Remarks at the Opening of the Fifth Session of the United Nations Environment Programme's Intergovernmental Negotiating Committee to Prepare a Legally Binding Instrument on Mercury

Daniel A. Reifsnyder
Deputy Assistant Secretary, Bureau of Oceans and International Environmental and Scientific Affairs
Geneva, Switzerland
January 13, 2013

Let me first thank you, Chair Lugris, and the Government of Switzerland for hosting this crucial fifth session, where we expect to conclude our work. My delegation also extends its appreciation to the Secretariat for the many hours invested in organizing and guiding our efforts.

The United States remains committed to finalizing a robust and effective instrument this week, bringing us one step closer to our shared objective – to reduce global mercury pollution to protect human health and the environment. At home, we have made significant progress in reducing mercury exposure through a number of tools including regulation, policies, voluntary initiatives, and public-private partnerships. For example, over the last 30 years we have reduced mercury emissions significantly in key sectors through the application of pollution control technologies, and we have steadily reduced the availability and use of mercury-added products.

Mr. Chair, I’d like to take a moment to speak to what we see as a significant environmental challenge here – and the largest global source of mercury pollution to be addressed under this Convention -- air emissions.

If this Convention is to achieve our shared objective, all parties must reduce emissions of mercury from a set of defined sources. At past INCs, some have proposed that air emissions be addressed only through voluntary measures. Those proposals seem to reflect two concerns. The first is the need for flexibility in implementation. We believe there is a way to balance clear obligations to reduce emissions with provisions that are inherently flexible in their implementation. We made some progress at INC-4 in this regard. There we worked with other delegations to capture the inherent flexibility of best available techniques (BAT), and we are convinced that here we can build on that foundation to achieve an agreement with clear obligations on air emissions this week with the needed element of flexibility in their implementation.

The second concern is the perception that any obligations with respect to air emission of mercury are somehow inconsistent with development goals, particularly the needs of countries to supply energy to their citizens. Let me be very clear -- we recognize the need for continued growth and development, including the use of coal for power generation. The United States does not advocate an obligation that would require any Party to stop burning coal. But this draft convention does not present a choice between environment and development. Rather, the issue here is whether development will take place sustainably, in a way that protects human health and the environment from mercury pollution. We believe that this convention has no more important purpose than to meet this objective.

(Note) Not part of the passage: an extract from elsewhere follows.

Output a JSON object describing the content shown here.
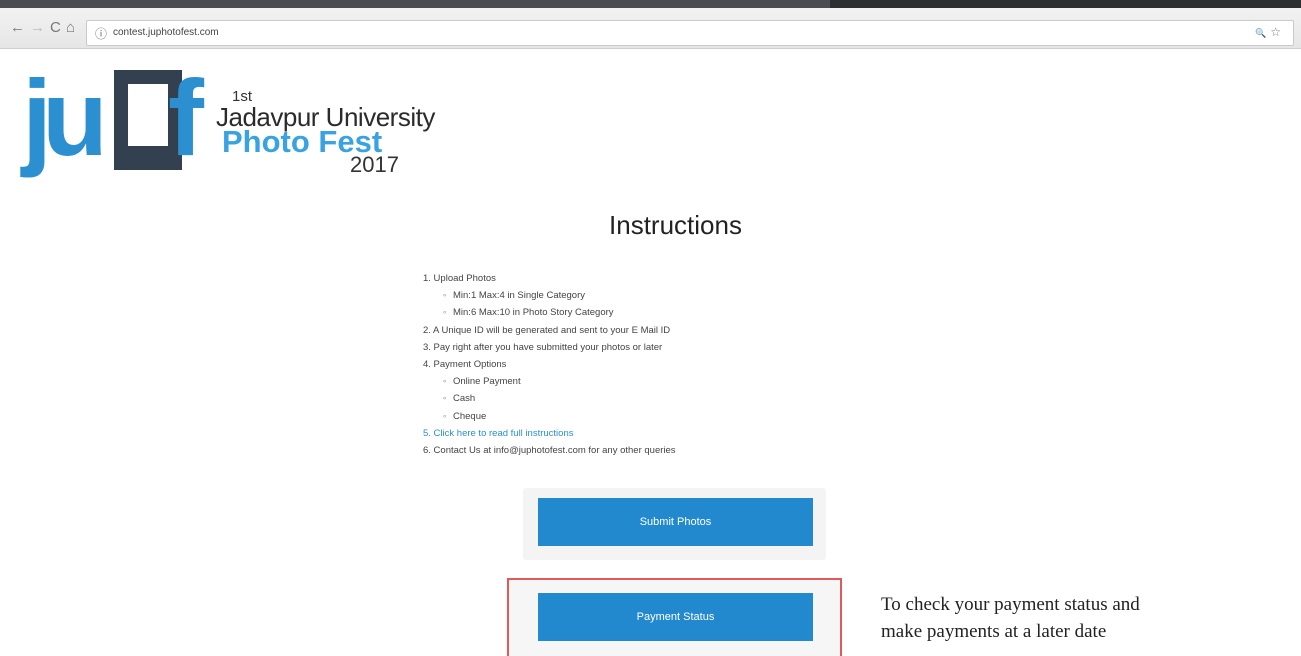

Finally, a few words with respect to your text. Like all others, we thank you for your work in putting together this text. At the same time, we have a few concerns. First, we were surprised to see changes to some previously unbracketed, agreed text that went through legal review at INC-4. For example, in paragraph one of Article 20, the nature of the obligation has changed from "should" to "shall." Where the parties have spent much time in reaching an acceptable solution and that solution has been through legal review, we think no changes should be made. We will thus ask to return to previously agreed text there and in other places such as in Article 12. Second, we have concerns with some of the policy choices reflected in the text. For example, we do not think there is consensus that releases to land and water should be addressed in a manner identical to atmospheric emissions. Another example is in Article 15, where the introduction suggests that the Chair’s revision was not intended to eliminate policy options. However several important elements-- a broadened donor base, voluntary resources, and the varying capacities of countries, to name three -- are not adequately captured for consideration in the revised article, and we intend to reinsert them in our deliberations this week. To be clear, we are not seeking to go back to the text from INC4 - my delegation is prepared to negotiate from the basis of your text – but we will need to address these kinds of issues as we go forward.

Mr. Chair, my delegation stands ready to continue to work with you, our many able co-chairs, and all delegations and meeting participants to conclude a comprehensive, balanced and effective new instrument on mercury this week.

And finally, The United States will submit for the record a statement regarding Palestinian status, and we request that the statement be included in the report of the meeting.

Thank you, Mr. Chair.